(Source data)
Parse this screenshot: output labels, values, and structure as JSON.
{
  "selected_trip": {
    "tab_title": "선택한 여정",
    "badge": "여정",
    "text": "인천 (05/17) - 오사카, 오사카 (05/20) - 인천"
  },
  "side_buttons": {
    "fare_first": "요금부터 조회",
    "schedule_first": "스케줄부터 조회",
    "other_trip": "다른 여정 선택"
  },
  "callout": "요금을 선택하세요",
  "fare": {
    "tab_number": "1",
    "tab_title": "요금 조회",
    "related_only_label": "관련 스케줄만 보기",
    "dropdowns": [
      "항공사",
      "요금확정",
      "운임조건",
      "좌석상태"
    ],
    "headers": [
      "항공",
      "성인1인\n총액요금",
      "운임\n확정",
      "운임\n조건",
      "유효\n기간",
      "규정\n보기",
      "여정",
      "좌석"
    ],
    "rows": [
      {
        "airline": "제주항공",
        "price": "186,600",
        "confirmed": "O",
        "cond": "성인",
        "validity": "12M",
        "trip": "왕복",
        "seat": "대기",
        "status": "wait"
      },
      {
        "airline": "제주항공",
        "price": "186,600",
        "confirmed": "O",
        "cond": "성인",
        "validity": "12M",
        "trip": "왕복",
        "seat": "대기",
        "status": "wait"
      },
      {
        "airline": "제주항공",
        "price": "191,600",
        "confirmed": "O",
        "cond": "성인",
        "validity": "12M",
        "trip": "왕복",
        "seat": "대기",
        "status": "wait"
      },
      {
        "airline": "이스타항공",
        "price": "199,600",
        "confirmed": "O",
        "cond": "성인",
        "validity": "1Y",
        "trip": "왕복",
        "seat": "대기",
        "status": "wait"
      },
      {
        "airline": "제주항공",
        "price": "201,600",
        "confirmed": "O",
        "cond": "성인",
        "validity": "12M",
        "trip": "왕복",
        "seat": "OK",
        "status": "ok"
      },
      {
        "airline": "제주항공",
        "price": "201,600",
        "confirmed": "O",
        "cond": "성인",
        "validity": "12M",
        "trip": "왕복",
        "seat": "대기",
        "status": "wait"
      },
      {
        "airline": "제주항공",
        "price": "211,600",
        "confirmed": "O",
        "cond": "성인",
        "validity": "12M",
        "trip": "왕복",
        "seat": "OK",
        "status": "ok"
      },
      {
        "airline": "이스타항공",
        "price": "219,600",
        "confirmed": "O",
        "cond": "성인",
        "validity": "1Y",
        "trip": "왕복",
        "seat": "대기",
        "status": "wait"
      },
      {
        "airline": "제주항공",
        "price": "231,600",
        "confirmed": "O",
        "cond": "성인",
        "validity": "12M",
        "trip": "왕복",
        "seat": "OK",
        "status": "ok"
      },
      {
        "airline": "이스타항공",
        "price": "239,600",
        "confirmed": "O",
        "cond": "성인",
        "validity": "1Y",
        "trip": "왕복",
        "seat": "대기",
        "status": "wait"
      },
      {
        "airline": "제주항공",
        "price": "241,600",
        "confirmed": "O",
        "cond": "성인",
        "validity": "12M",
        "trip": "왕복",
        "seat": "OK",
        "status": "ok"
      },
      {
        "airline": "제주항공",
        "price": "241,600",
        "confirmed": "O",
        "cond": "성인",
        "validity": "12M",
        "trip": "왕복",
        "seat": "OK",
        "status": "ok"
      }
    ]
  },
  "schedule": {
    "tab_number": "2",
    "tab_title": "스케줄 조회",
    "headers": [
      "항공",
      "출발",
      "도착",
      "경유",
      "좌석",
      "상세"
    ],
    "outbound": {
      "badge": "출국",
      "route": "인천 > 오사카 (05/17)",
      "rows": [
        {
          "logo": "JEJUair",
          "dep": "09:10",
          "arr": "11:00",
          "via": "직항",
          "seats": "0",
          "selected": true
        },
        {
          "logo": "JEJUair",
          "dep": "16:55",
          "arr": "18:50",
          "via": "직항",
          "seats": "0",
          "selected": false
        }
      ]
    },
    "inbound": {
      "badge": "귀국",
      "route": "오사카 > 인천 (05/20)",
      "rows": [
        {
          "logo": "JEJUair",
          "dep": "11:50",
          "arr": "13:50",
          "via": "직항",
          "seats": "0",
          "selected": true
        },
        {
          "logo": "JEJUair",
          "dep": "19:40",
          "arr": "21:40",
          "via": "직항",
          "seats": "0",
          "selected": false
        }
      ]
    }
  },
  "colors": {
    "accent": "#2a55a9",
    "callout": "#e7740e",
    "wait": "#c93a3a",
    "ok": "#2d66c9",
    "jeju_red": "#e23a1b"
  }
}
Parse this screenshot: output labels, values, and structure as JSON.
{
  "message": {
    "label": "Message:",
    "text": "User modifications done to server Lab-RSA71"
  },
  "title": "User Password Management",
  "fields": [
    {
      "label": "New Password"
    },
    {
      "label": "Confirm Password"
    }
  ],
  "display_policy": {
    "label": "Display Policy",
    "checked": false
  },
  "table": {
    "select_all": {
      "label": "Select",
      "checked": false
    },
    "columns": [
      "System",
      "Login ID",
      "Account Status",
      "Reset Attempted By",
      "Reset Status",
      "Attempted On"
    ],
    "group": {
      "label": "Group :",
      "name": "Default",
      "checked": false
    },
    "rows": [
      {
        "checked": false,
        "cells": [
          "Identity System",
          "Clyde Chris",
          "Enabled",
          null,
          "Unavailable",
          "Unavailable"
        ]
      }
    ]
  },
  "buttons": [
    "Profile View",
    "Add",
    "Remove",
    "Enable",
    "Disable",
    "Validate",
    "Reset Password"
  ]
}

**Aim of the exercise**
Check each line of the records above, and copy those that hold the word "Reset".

**Exercise response**
      "Reset Attempted By",
      "Reset Status",
    "Reset Password"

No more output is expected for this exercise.